My view from the window seat of a small regional jet landing in Midland, Texas, is either a testament to the advances of human civilization or a sign of its impending demise, depending on your perspective. Countless oil wells, identified by their glowing red flames, dot the dark landscape.
We are descending into the Permian Basin, the heart of American oil country, where the massive oil and gas boom is changing not just Texas but also the nation and the world.
This year the region is expected to generate an average of 3.9 million barrels per day, roughly a third of total U.S. oil production, according to the U.S. Department of Energy. That’s enough to make the U.S., as of late 2018, the world’s largest producer of crude. The windfall has turned a nation long reliant on foreign oil into a net exporter in a few short years.

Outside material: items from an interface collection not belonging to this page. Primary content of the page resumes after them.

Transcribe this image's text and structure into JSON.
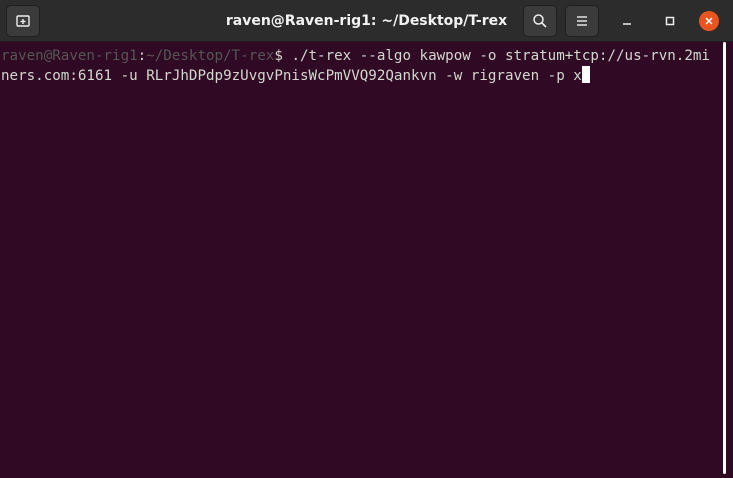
{
  "window": {
    "title": "raven@Raven-rig1: ~/Desktop/T-rex"
  },
  "icons": {
    "new_tab": "new-tab-icon",
    "search": "search-icon",
    "menu": "hamburger-menu-icon",
    "minimize": "minimize-icon",
    "maximize": "maximize-icon",
    "close": "close-icon"
  },
  "terminal": {
    "prompt_user": "raven@Raven-rig1",
    "prompt_sep": ":",
    "prompt_path": "~/Desktop/T-rex",
    "prompt_symbol": "$ ",
    "command": "./t-rex --algo kawpow -o stratum+tcp://us-rvn.2miners.com:6161 -u RLrJhDPdp9zUvgvPnisWcPmVVQ92Qankvn -w rigraven -p x"
  },
  "colors": {
    "background": "#300a24",
    "titlebar": "#2c2c2c",
    "close_button": "#e95420",
    "prompt": "#555555",
    "text": "#d3d7cf"
  }
}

Not even the plunge in oil prices in recent months, which led some companies to scale back their plans for the Permian, has stopped the enthusiasm. Analysts predict the region’s output will expand in coming years, thanks to cost-reducing advances in hydraulic fracturing, better known as fracking, to release oil from shale, plus changes in U.S. export policy. By 2025, U.S. oil production is expected to equal that of Saudi Arabia and Russia combined, according to the International Energy Agency (IEA).
The power of the Permian oil and gas boom is easy to spot in the basin itself, which stretches across more than 75,000 sq. mi. of scrubby ranchland in West Texas and New Mexico. So-called man camps–hastily constructed short-term housing for oil-field workers–have sprung up everywhere, amid new luxury construction projects and shiny billboards advertising Rolexes to laborers pulling in six-figure salaries. But the impact extends far beyond the region.

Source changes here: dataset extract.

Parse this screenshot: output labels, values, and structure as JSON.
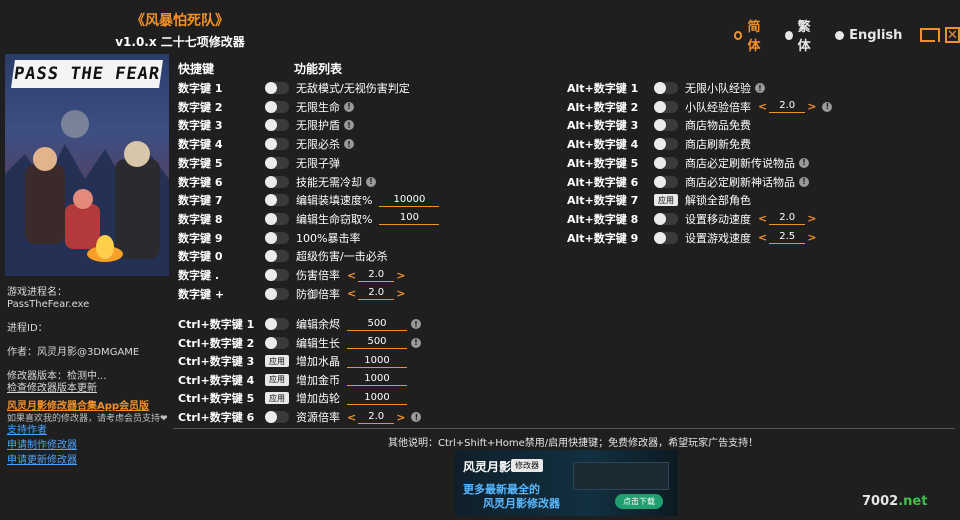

For the rest of this article: https://time.com/5492648/permian-oil-boom-west-texas/